_Data shown:_

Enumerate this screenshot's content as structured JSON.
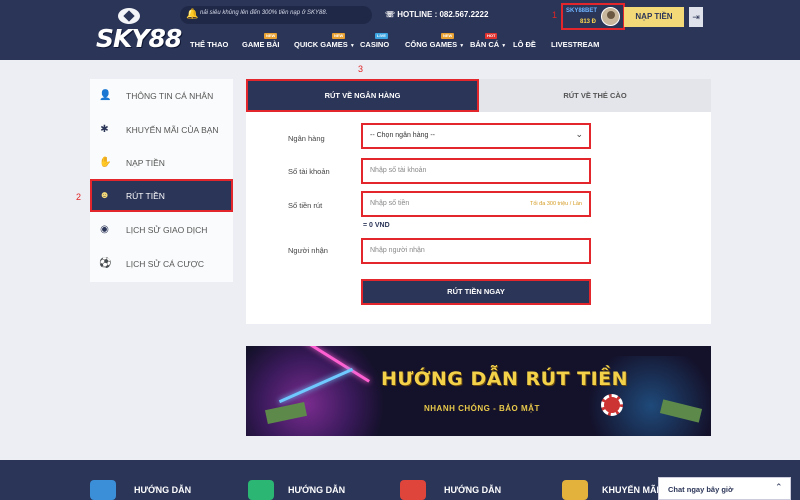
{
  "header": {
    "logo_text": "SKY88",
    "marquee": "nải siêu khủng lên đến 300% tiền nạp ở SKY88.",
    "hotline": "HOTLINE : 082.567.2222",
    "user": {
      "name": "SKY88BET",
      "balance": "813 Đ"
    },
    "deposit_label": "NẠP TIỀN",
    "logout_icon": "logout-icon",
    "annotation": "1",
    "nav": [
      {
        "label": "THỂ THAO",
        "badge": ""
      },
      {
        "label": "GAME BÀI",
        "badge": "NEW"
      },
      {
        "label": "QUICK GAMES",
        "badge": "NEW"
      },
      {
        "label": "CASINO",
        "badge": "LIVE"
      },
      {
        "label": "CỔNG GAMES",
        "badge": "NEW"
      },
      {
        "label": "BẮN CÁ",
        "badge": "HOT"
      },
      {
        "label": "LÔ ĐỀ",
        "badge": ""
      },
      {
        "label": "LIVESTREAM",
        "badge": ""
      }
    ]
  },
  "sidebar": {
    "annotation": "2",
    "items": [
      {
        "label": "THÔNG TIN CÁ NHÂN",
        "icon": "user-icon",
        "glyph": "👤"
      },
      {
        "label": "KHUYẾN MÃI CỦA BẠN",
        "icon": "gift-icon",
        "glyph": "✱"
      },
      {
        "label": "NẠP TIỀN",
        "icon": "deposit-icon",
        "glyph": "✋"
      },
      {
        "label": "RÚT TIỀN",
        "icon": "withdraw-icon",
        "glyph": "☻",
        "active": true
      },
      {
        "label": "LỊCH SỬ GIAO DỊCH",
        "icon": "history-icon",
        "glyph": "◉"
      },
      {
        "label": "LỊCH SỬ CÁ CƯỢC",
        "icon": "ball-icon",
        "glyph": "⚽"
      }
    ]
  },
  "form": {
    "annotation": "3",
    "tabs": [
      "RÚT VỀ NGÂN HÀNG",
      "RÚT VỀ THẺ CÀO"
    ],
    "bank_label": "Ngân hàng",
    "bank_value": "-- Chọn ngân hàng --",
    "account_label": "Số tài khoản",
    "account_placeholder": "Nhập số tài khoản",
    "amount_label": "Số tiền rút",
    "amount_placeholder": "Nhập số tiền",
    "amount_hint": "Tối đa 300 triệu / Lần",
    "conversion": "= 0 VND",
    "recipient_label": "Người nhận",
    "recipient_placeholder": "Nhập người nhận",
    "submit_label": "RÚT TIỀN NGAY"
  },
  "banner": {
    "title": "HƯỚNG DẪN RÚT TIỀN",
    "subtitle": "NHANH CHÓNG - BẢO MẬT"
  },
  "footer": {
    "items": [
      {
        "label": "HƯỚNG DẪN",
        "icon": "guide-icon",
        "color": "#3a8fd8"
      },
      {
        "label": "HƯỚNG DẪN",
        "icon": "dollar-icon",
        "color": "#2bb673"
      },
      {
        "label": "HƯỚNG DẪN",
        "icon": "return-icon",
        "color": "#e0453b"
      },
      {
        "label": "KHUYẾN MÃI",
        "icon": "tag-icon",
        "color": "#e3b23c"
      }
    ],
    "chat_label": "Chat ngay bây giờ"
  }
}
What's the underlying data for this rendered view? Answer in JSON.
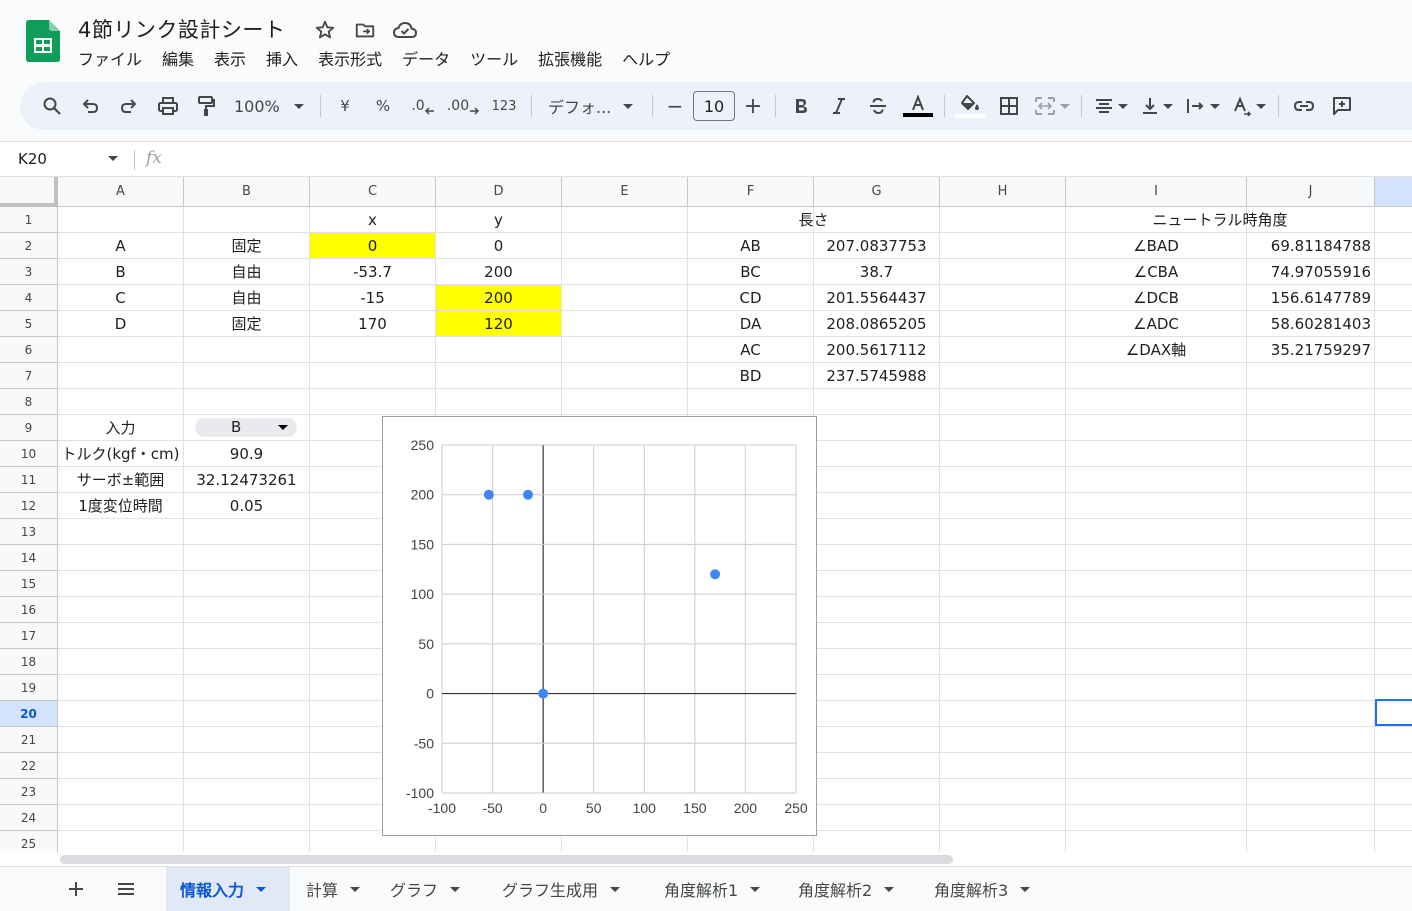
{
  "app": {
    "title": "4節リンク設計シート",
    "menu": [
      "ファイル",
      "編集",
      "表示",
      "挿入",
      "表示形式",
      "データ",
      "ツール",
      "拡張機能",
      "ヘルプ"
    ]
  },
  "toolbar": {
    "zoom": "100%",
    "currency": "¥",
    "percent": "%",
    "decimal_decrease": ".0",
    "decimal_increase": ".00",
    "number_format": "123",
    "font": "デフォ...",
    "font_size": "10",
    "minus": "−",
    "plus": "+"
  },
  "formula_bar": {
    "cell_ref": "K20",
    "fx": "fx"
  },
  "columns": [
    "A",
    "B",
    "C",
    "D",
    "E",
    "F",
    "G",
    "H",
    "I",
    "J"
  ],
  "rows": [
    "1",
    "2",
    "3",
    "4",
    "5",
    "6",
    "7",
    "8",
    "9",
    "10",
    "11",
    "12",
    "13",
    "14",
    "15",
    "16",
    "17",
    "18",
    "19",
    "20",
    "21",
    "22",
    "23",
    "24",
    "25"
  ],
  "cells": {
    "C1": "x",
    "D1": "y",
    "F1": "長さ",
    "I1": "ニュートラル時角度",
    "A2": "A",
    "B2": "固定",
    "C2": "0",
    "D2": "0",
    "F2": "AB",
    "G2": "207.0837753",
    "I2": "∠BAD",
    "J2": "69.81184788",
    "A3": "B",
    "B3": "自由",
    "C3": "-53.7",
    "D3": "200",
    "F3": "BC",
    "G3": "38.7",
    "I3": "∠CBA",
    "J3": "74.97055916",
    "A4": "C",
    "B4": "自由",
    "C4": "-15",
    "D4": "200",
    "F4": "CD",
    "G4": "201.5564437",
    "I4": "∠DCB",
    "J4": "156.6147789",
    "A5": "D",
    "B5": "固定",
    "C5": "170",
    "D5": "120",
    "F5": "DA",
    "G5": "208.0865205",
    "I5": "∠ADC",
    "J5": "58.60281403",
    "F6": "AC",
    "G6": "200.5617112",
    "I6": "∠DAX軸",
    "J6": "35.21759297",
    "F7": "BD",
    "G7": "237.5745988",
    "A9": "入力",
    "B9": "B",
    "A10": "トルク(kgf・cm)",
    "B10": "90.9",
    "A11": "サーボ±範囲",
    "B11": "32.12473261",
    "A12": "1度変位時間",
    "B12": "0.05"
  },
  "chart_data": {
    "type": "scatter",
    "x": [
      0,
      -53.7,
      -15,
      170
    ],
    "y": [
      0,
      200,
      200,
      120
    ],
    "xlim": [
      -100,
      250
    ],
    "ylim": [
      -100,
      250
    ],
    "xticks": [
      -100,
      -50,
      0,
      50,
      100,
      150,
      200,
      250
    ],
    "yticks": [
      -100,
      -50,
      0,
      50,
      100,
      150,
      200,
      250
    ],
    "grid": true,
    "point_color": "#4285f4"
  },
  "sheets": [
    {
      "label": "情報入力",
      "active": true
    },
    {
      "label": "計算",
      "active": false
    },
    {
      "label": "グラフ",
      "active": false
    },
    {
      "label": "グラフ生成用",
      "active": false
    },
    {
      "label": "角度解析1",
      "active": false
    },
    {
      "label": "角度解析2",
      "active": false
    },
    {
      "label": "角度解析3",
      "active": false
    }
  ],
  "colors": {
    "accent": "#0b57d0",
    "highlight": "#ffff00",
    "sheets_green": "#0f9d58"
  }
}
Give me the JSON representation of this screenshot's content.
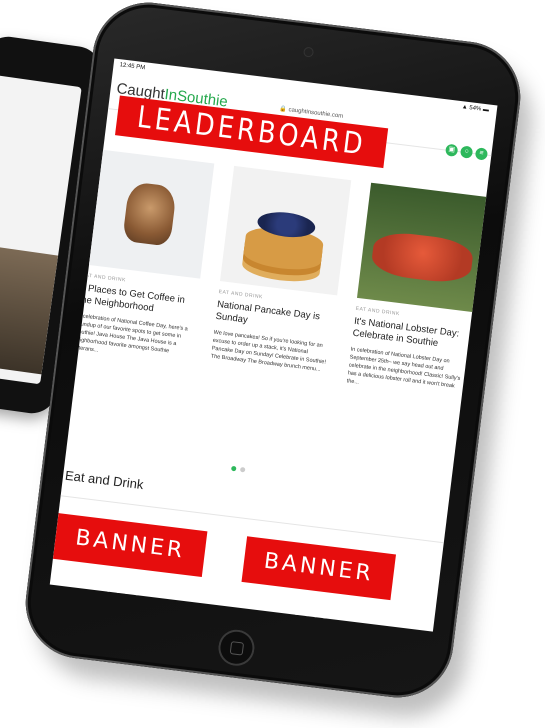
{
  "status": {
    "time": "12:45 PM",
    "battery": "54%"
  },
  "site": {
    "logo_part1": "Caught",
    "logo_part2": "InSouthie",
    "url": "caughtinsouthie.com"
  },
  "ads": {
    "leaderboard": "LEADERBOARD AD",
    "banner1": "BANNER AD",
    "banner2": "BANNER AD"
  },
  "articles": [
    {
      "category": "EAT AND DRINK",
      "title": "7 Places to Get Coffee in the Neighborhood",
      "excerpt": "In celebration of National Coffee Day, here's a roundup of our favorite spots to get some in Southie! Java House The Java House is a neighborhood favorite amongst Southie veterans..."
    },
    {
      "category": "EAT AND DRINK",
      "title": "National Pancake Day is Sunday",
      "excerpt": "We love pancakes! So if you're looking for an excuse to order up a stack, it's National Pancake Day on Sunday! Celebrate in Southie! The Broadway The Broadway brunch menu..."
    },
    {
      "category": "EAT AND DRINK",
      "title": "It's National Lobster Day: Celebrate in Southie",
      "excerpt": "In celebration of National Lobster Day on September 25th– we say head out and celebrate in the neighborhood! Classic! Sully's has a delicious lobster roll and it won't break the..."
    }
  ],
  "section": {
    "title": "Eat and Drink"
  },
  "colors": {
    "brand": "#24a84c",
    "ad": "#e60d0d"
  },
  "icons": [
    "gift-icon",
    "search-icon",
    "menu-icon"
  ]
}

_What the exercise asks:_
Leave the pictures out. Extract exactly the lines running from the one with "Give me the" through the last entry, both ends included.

_The answer:_
Give me the JSON representation of this screenshot's content.
{
  "status": {
    "time": "12:45 PM",
    "battery": "54%"
  },
  "site": {
    "logo_part1": "Caught",
    "logo_part2": "InSouthie",
    "url": "caughtinsouthie.com"
  },
  "ads": {
    "leaderboard": "LEADERBOARD AD",
    "banner1": "BANNER AD",
    "banner2": "BANNER AD"
  },
  "articles": [
    {
      "category": "EAT AND DRINK",
      "title": "7 Places to Get Coffee in the Neighborhood",
      "excerpt": "In celebration of National Coffee Day, here's a roundup of our favorite spots to get some in Southie! Java House The Java House is a neighborhood favorite amongst Southie veterans..."
    },
    {
      "category": "EAT AND DRINK",
      "title": "National Pancake Day is Sunday",
      "excerpt": "We love pancakes! So if you're looking for an excuse to order up a stack, it's National Pancake Day on Sunday! Celebrate in Southie! The Broadway The Broadway brunch menu..."
    },
    {
      "category": "EAT AND DRINK",
      "title": "It's National Lobster Day: Celebrate in Southie",
      "excerpt": "In celebration of National Lobster Day on September 25th– we say head out and celebrate in the neighborhood! Classic! Sully's has a delicious lobster roll and it won't break the..."
    }
  ],
  "section": {
    "title": "Eat and Drink"
  },
  "colors": {
    "brand": "#24a84c",
    "ad": "#e60d0d"
  },
  "icons": [
    "gift-icon",
    "search-icon",
    "menu-icon"
  ]
}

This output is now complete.